These days, travel is usually about getting where you’re going in the quickest and most efficient way possible. Our travel landscapes are all too often airports and interstates. Yet there was a time when folks would just head out for a drive. No real destination, no particular direction, just – going for a drive. Those scenic highways and byways haven’t really gone anywhere, either, most of us have just forgotten that they are there. Western North Carolina in fall is a place that makes you want to rediscover those old routes on two-lane surface roads that rise and fall, twist and turn with the land rather than just plowing straight through or over it. The best place to begin and end your drive? Rumbling Bald Resort.
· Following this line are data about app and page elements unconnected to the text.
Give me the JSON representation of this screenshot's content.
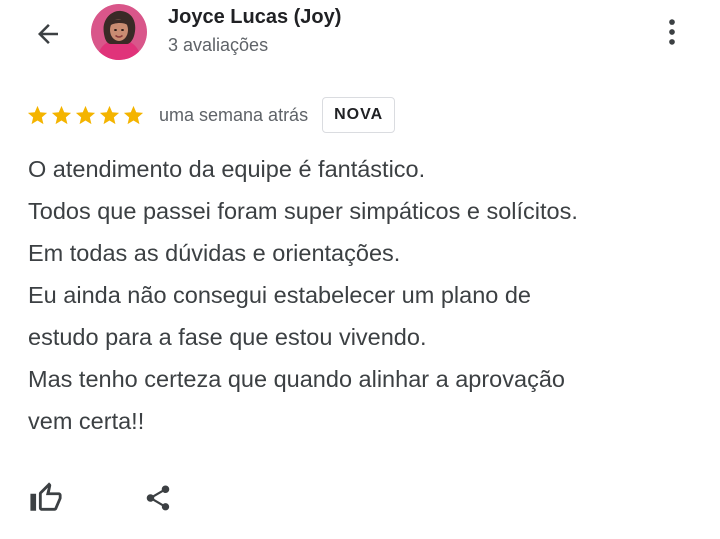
{
  "header": {
    "back_icon": "arrow-left-icon",
    "reviewer_name": "Joyce Lucas (Joy)",
    "review_count": "3 avaliações",
    "more_icon": "more-vert-icon"
  },
  "review": {
    "rating": 5,
    "rating_max": 5,
    "star_color": "#f4b400",
    "time_ago": "uma semana atrás",
    "badge": "NOVA",
    "lines": [
      "O atendimento da equipe é fantástico.",
      "Todos que passei foram super simpáticos e solícitos.",
      "Em todas as dúvidas e orientações.",
      "Eu ainda não consegui estabelecer um plano de",
      "estudo para a fase que estou vivendo.",
      "Mas tenho certeza que quando alinhar a aprovação",
      "vem certa!!"
    ]
  },
  "actions": {
    "like_icon": "thumbs-up-icon",
    "share_icon": "share-icon"
  }
}
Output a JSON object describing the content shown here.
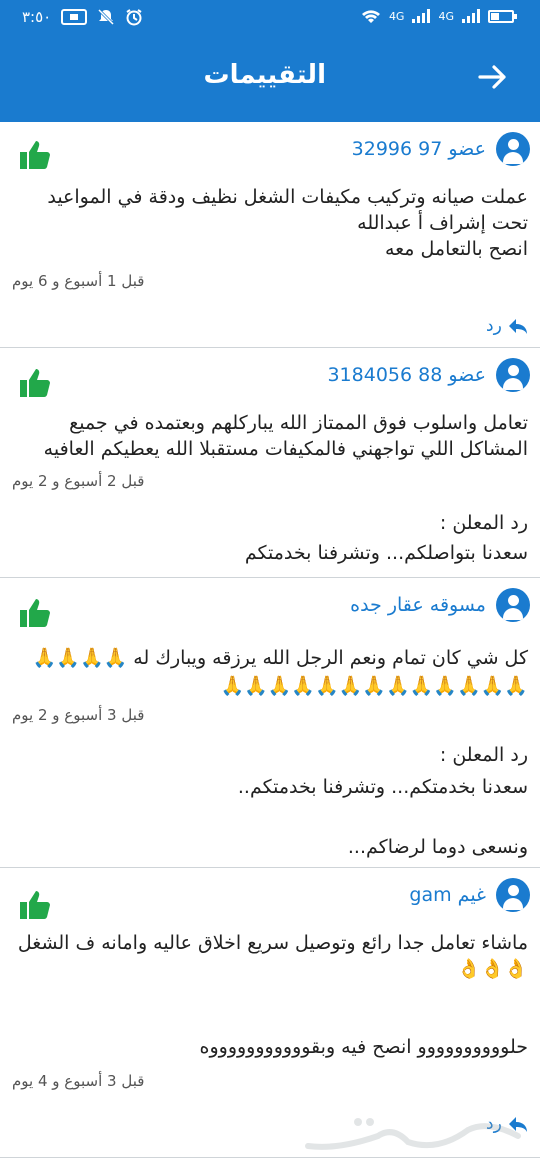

Take Buffalo Shoals Rd. (State Road 1306) south from the resort and wind your way down the eastern shore of Lake Lure where changing leaves and evergreens part to reveal sudden, magnificent views of the lake and the Blue Ridge Mountains beyond until you cross over Hickory Nut Gap and into the town of Lake Lure proper. From there, take old US 74 around the southern portion of the lake and watch the landscape change as you meander your way higher and higher, through Chimney Rock and up to Bat Cave.
From here, you might consider State Highway 9 to lift you on up into the mountains proper as you enjoy the dappled sunlight as the blacktop crosses over creeks and streams, the hills and trees wrapping you close for a time, then opening up to views that will take your breath away. Sooner than you might think you’ll be in Black Mountain, and (maybe after stopping for a bite to eat) from there you can hit US 70 through Swannanoa, and you’ll empty right out onto the ultimate road for a drive like this: the Blue Ridge Parkway.
Heading northeast on the famous Parkway will take you into the Pisgah National Forest, and make sure you brought your car-charger, because you’ll be snapping photos at every turn in the road, particularly when Mt. Mitchell comes into view. By the time you hit Highway 80, it might be time to start thinking about heading back, so enjoy the ride down the mountain and out of the forest as you head south-east. You’ll hit 70 again, and head south west along the edge of the forest, and by the time you hit Old Fort, it might just be time for dinner. From there, wind your way down Bat Cave Road until you hit Cedar Creek Rd. (State Rd. 1314), and wend your lazy way back south and right back home again to Rumbling Bald Resort to watch the sunset over the lake.
There aren’t much better ways to spend a day in Western North Carolina.